▶ _EXERCISE OBJECTIVE_: Considering the entries that follow, report how many lines include the string "Shift", giving the number alone.

▶ _TASK INPUT_:

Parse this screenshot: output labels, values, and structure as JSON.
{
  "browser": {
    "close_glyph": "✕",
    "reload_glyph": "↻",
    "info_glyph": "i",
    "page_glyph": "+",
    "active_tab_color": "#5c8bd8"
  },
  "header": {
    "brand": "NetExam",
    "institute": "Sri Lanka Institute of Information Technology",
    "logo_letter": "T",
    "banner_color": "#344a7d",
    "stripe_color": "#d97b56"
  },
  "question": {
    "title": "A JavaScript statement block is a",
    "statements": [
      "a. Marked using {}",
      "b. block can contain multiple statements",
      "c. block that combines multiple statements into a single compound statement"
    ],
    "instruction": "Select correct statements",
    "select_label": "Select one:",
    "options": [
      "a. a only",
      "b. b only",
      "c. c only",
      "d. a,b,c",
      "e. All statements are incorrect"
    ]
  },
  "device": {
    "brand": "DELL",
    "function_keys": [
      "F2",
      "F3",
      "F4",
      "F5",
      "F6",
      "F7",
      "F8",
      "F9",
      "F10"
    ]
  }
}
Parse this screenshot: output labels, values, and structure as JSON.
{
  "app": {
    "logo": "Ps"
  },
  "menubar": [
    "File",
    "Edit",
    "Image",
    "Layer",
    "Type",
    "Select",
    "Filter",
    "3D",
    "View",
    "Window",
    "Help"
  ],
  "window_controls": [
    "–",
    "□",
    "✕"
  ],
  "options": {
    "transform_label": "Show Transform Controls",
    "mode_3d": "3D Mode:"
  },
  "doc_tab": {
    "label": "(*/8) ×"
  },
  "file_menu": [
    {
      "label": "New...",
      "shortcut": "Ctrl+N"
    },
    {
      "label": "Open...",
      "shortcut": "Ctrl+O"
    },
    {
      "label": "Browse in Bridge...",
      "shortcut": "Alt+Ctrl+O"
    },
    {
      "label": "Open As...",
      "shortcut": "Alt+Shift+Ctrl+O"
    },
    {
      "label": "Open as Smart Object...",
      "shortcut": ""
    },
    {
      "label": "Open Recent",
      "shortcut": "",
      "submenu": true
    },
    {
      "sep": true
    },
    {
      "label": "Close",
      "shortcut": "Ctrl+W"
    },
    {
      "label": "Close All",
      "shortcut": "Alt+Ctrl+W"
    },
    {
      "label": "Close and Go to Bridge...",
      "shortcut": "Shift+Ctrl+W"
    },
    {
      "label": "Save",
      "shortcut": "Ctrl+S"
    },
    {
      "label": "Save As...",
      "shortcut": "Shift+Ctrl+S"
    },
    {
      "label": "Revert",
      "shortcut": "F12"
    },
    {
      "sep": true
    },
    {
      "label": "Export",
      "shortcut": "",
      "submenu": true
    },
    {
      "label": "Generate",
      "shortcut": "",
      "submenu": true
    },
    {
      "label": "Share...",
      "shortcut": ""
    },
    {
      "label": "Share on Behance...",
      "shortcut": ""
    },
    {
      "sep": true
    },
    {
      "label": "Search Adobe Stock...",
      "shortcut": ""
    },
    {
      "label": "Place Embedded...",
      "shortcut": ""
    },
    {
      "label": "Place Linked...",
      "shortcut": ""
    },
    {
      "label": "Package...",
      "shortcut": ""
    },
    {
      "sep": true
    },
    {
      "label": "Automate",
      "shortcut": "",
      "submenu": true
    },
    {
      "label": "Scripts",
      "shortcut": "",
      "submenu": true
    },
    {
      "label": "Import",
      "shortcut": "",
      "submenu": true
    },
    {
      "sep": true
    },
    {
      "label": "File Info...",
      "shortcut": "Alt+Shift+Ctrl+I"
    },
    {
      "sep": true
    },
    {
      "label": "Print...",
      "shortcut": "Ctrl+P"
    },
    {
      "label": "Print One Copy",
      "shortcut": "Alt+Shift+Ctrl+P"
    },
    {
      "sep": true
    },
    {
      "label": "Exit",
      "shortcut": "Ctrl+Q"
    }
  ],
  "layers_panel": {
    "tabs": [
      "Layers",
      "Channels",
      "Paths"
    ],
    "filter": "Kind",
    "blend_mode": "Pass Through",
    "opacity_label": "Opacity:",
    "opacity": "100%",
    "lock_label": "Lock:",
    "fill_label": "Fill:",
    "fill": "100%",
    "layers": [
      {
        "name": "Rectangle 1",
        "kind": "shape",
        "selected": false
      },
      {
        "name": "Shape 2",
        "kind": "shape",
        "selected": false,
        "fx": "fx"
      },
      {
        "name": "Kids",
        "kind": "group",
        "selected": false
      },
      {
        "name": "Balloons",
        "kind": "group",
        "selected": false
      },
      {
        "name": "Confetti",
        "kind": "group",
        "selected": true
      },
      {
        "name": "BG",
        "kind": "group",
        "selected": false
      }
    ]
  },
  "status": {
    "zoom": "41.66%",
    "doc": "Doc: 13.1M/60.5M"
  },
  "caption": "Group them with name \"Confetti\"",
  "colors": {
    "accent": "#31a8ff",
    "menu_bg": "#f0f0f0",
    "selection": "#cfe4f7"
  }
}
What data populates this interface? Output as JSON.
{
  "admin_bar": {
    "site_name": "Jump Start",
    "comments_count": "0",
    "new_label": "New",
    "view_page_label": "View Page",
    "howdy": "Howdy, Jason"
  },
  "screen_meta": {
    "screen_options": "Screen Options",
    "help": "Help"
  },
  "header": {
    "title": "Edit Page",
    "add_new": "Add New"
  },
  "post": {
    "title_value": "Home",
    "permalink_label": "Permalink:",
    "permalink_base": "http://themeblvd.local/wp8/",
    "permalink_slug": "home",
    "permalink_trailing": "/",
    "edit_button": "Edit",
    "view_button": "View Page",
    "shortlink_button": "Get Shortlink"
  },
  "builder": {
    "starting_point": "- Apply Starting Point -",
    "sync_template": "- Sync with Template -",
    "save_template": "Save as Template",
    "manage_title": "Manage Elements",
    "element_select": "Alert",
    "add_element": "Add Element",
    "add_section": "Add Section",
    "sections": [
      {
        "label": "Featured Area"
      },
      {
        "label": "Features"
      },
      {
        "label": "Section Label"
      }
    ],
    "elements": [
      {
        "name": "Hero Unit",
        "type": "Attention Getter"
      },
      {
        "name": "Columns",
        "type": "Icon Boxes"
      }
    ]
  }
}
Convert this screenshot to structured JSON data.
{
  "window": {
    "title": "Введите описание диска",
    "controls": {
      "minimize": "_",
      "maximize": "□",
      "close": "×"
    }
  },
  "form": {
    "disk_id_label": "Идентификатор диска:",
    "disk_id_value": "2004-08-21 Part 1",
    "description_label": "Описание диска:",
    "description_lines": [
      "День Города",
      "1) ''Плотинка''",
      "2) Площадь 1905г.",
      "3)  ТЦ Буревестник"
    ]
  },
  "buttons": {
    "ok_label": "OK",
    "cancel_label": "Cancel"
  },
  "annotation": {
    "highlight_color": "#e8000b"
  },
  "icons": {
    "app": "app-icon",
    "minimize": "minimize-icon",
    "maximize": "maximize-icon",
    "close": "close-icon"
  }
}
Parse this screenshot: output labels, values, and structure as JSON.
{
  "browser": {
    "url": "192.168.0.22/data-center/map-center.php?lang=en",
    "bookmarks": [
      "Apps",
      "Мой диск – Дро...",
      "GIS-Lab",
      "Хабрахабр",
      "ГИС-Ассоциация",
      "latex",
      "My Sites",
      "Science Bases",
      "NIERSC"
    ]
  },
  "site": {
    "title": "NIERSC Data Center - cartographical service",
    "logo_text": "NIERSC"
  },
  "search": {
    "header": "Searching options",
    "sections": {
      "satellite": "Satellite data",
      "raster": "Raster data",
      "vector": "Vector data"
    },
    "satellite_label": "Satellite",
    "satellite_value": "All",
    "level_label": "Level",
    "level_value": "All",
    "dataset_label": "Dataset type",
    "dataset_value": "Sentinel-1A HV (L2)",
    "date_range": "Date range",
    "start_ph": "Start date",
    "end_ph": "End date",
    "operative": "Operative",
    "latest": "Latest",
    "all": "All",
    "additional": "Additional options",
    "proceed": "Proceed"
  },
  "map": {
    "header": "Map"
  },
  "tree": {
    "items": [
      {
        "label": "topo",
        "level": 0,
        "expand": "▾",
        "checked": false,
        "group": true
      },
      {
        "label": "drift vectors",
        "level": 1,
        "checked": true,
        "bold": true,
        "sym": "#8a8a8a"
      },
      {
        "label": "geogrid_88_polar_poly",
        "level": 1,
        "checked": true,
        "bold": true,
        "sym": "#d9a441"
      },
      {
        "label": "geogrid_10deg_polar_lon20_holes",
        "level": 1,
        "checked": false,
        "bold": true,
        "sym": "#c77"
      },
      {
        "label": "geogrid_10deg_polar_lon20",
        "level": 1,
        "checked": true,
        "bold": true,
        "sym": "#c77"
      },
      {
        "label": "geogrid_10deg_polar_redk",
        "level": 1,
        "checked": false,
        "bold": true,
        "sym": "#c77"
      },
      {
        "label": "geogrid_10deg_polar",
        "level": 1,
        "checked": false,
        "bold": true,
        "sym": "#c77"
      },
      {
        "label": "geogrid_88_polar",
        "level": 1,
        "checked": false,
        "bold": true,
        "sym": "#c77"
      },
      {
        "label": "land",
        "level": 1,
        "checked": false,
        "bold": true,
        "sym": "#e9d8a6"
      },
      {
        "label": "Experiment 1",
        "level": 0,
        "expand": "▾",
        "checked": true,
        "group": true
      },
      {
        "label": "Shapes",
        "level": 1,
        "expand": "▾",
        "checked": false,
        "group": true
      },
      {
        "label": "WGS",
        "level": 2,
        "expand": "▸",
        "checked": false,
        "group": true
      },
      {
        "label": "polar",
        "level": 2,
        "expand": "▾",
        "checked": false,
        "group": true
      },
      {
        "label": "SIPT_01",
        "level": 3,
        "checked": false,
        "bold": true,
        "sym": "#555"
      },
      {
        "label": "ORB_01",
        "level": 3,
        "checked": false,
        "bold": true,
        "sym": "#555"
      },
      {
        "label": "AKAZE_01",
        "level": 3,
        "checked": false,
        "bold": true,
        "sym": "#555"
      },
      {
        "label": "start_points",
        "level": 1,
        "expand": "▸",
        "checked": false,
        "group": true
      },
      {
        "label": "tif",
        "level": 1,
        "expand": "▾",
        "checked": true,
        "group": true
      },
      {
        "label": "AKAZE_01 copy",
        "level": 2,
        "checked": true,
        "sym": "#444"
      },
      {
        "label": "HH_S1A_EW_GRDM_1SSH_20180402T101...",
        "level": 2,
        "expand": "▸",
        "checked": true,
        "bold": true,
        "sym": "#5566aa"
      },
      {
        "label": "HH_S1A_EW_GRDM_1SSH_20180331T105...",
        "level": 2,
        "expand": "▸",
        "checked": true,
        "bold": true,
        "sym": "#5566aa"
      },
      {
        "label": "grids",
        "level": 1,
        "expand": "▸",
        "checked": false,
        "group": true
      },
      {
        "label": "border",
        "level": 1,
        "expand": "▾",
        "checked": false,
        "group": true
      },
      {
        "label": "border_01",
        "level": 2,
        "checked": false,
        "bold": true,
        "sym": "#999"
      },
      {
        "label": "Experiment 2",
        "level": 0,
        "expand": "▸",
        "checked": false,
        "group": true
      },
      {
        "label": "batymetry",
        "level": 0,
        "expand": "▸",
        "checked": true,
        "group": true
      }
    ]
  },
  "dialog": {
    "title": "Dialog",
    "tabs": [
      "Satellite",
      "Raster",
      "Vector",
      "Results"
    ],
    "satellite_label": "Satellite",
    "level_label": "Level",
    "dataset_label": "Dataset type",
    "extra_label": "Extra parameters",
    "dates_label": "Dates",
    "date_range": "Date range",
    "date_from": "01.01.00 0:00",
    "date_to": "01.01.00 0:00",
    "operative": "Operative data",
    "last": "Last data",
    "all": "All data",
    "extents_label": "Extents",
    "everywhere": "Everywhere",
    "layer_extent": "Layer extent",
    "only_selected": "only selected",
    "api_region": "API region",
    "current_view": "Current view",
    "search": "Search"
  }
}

▶ _ANSWER SECTION_: 5